resulting in a safety.
“Tuck, I think, was coming and about to get me. I had to get rid
of it,” said Brady, who was 27 of 41 for 276 yards with two
touchdowns, one interception and the victim of some key dropped
passes while playing with a shoulder injury suffered on Tuck’s
first sack in the third quarter.
Brady, who saw his protection settle down for much of the game
after that, set a Super Bowl record with 16 straight completions.
But he was unable to get rid of the ball on the Patriots’ final
drive when Tuck dropped him on third-and-10, forcing New England to
call its final timeout.
Five plays later, Brady’s desperation heave to the end zone was
knocked down, along with the Patriots’ Super Bowl chances.
In the end, Tuck sacked Brady twice and the Giants hurried him
six times, knocking him down seven overall. Pro Bowl defensive end
Jason Pierre-Paul batted down two passes for a New York defense
that, over the final 26 minutes, shut out a New England offense
that averaged 35.8 points during the regular season.
“They had a great scheme there and they had something going
there to stop our rush,” said Tuck, who also helped harass Brady
during New York’s 24-20 win at New England on Nov. 6. “But we
changed our coverage, and the secondary did a good job so we could
eat up front.”
Despite falling short in Indianapolis, New England fared well
enough to rank fifth overall with a 77.1 rating in the final NYLPI
New Orleans’ quarterback Drew Brees enjoyed a record-setting
season thanks to some consistently strong protection that helped
the Saints record an NYLPI-season high 87.9 rating – the only

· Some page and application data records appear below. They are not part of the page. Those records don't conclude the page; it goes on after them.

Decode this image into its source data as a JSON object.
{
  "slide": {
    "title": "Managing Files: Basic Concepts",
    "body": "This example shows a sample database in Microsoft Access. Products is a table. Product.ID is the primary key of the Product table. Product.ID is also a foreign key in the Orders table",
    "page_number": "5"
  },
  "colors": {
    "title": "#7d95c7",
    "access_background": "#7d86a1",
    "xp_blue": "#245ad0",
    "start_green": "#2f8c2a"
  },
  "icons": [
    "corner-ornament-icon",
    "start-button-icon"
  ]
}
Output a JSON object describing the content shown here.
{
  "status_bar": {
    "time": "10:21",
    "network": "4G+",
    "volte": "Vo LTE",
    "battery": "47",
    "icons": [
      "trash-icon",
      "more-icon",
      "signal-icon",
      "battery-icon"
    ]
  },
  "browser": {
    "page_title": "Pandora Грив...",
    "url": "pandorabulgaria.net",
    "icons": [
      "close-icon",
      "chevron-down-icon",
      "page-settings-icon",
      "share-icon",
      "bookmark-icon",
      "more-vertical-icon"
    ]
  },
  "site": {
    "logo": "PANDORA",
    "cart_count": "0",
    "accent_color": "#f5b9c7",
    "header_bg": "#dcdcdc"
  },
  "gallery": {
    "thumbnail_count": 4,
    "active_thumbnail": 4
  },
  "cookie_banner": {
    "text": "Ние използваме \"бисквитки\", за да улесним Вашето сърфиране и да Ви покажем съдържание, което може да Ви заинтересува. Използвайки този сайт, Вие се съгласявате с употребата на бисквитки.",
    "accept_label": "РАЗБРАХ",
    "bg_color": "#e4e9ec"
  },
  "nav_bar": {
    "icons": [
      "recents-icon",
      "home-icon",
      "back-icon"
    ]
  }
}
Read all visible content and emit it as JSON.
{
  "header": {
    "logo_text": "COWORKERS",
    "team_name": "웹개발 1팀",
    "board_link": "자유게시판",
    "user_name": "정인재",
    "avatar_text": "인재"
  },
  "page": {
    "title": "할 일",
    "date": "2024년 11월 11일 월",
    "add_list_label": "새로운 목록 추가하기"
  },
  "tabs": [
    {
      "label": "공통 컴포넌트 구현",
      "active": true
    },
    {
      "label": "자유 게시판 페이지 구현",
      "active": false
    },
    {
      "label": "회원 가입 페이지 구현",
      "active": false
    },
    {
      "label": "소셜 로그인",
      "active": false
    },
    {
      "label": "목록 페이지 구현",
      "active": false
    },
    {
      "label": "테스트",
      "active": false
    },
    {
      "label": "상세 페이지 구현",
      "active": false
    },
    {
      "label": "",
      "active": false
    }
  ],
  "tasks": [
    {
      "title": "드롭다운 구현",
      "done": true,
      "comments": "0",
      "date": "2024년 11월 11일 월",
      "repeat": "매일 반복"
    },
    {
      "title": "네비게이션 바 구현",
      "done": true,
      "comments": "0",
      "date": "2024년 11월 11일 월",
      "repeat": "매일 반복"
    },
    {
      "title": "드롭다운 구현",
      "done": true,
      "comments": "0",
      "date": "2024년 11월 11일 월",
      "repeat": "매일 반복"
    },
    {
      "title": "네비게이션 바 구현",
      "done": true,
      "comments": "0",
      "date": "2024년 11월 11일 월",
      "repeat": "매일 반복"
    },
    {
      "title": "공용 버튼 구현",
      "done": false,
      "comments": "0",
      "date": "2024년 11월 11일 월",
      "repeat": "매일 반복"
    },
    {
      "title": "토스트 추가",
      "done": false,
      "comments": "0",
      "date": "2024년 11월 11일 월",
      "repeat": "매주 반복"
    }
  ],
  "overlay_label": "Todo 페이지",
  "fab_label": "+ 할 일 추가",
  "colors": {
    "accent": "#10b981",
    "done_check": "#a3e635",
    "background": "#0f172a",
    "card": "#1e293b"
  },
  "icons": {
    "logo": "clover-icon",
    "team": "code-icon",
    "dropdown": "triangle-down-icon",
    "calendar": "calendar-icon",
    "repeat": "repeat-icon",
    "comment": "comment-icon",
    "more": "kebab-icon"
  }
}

rating above 80.0.
Plagued by a late season-ending thumb injury to quarterback Jay
Cutler, the Chicago Bears ranked last at 43.2.